Each entry should be copied as it stands, leaving the pictures behind.

*** Opening of RECORDS FOR THIS EXERCISE ***

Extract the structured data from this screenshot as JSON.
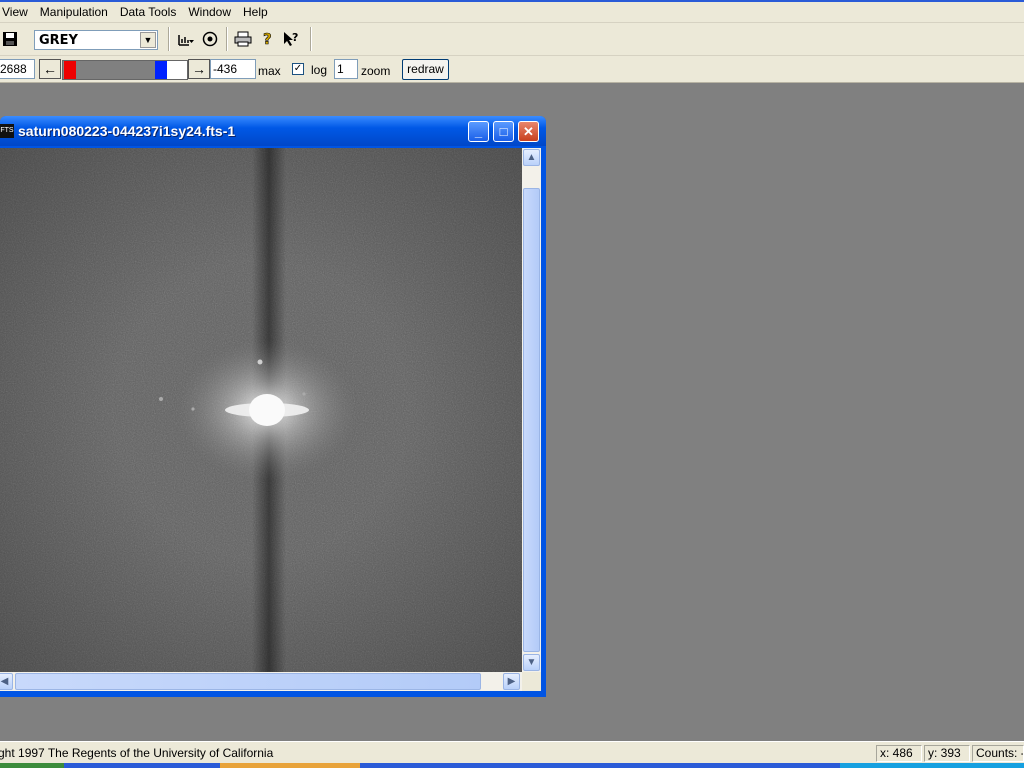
{
  "menubar": {
    "items": [
      "View",
      "Manipulation",
      "Data Tools",
      "Window",
      "Help"
    ]
  },
  "toolbar": {
    "colormap_value": "GREY",
    "icons": [
      "save-icon",
      "line-profile-icon",
      "target-icon",
      "print-icon",
      "help-icon",
      "context-help-icon"
    ]
  },
  "scale_bar": {
    "min_value": "2688",
    "max_value": "-436",
    "max_label": "max",
    "log_label": "log",
    "log_checked": true,
    "zoom_value": "1",
    "zoom_label": "zoom",
    "redraw_label": "redraw"
  },
  "image_window": {
    "title": "saturn080223-044237i1sy24.fts-1",
    "icon_text": "FTS",
    "minimize_label": "_",
    "maximize_label": "□",
    "close_label": "✕"
  },
  "statusbar": {
    "copyright": "ght 1997 The Regents of the University of California",
    "x_readout": "x: 486",
    "y_readout": "y: 393",
    "counts_readout": "Counts: -"
  }
}
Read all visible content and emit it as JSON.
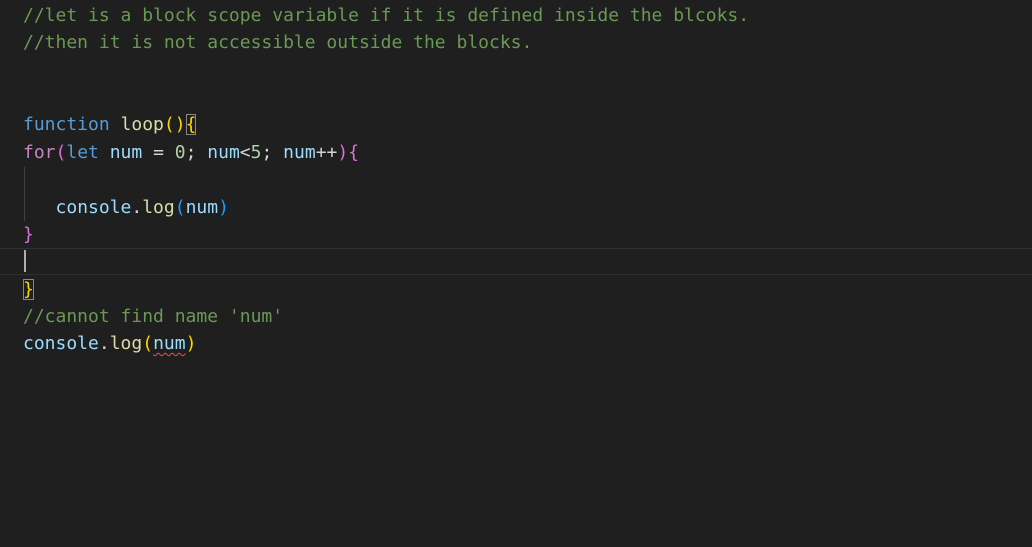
{
  "code": {
    "l1": "//let is a block scope variable if it is defined inside the blcoks.",
    "l2": "//then it is not accessible outside the blocks.",
    "l5_kw": "function",
    "l5_fn": "loop",
    "l5_paren": "()",
    "l5_brace": "{",
    "l6_for": "for",
    "l6_open": "(",
    "l6_let": "let",
    "l6_var1": "num",
    "l6_eq": " = ",
    "l6_zero": "0",
    "l6_semi1": "; ",
    "l6_var2": "num",
    "l6_lt": "<",
    "l6_five": "5",
    "l6_semi2": "; ",
    "l6_var3": "num",
    "l6_inc": "++",
    "l6_close": ")",
    "l6_brace": "{",
    "l8_indent": "   ",
    "l8_obj": "console",
    "l8_dot": ".",
    "l8_fn": "log",
    "l8_open": "(",
    "l8_arg": "num",
    "l8_close": ")",
    "l9_brace": "}",
    "l11_brace": "}",
    "l12": "//cannot find name 'num'",
    "l13_obj": "console",
    "l13_dot": ".",
    "l13_fn": "log",
    "l13_open": "(",
    "l13_arg": "num",
    "l13_close": ")"
  },
  "colors": {
    "background": "#1f1f1f",
    "comment": "#6a9955",
    "keyword": "#569cd6",
    "control_keyword": "#c586c0",
    "function": "#dcdcaa",
    "variable": "#9cdcfe",
    "number": "#b5cea8",
    "bracket_level1": "#ffd700",
    "bracket_level2": "#da70d6",
    "bracket_level3": "#179fff",
    "error_squiggle": "#f14c4c"
  }
}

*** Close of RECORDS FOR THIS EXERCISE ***

RESPONSE TO THIS TASK:
Extract the structured data from this screenshot as JSON.
{
  "menubar": {
    "items": [
      "View",
      "Manipulation",
      "Data Tools",
      "Window",
      "Help"
    ]
  },
  "toolbar": {
    "colormap_value": "GREY",
    "icons": [
      "save-icon",
      "line-profile-icon",
      "target-icon",
      "print-icon",
      "help-icon",
      "context-help-icon"
    ]
  },
  "scale_bar": {
    "min_value": "2688",
    "max_value": "-436",
    "max_label": "max",
    "log_label": "log",
    "log_checked": true,
    "zoom_value": "1",
    "zoom_label": "zoom",
    "redraw_label": "redraw"
  },
  "image_window": {
    "title": "saturn080223-044237i1sy24.fts-1",
    "icon_text": "FTS",
    "minimize_label": "_",
    "maximize_label": "□",
    "close_label": "✕"
  },
  "statusbar": {
    "copyright": "ght 1997 The Regents of the University of California",
    "x_readout": "x: 486",
    "y_readout": "y: 393",
    "counts_readout": "Counts: -"
  }
}
Read all visible content and emit it as JSON.
{
  "code": {
    "l1": "//let is a block scope variable if it is defined inside the blcoks.",
    "l2": "//then it is not accessible outside the blocks.",
    "l5_kw": "function",
    "l5_fn": "loop",
    "l5_paren": "()",
    "l5_brace": "{",
    "l6_for": "for",
    "l6_open": "(",
    "l6_let": "let",
    "l6_var1": "num",
    "l6_eq": " = ",
    "l6_zero": "0",
    "l6_semi1": "; ",
    "l6_var2": "num",
    "l6_lt": "<",
    "l6_five": "5",
    "l6_semi2": "; ",
    "l6_var3": "num",
    "l6_inc": "++",
    "l6_close": ")",
    "l6_brace": "{",
    "l8_indent": "   ",
    "l8_obj": "console",
    "l8_dot": ".",
    "l8_fn": "log",
    "l8_open": "(",
    "l8_arg": "num",
    "l8_close": ")",
    "l9_brace": "}",
    "l11_brace": "}",
    "l12": "//cannot find name 'num'",
    "l13_obj": "console",
    "l13_dot": ".",
    "l13_fn": "log",
    "l13_open": "(",
    "l13_arg": "num",
    "l13_close": ")"
  },
  "colors": {
    "background": "#1f1f1f",
    "comment": "#6a9955",
    "keyword": "#569cd6",
    "control_keyword": "#c586c0",
    "function": "#dcdcaa",
    "variable": "#9cdcfe",
    "number": "#b5cea8",
    "bracket_level1": "#ffd700",
    "bracket_level2": "#da70d6",
    "bracket_level3": "#179fff",
    "error_squiggle": "#f14c4c"
  }
}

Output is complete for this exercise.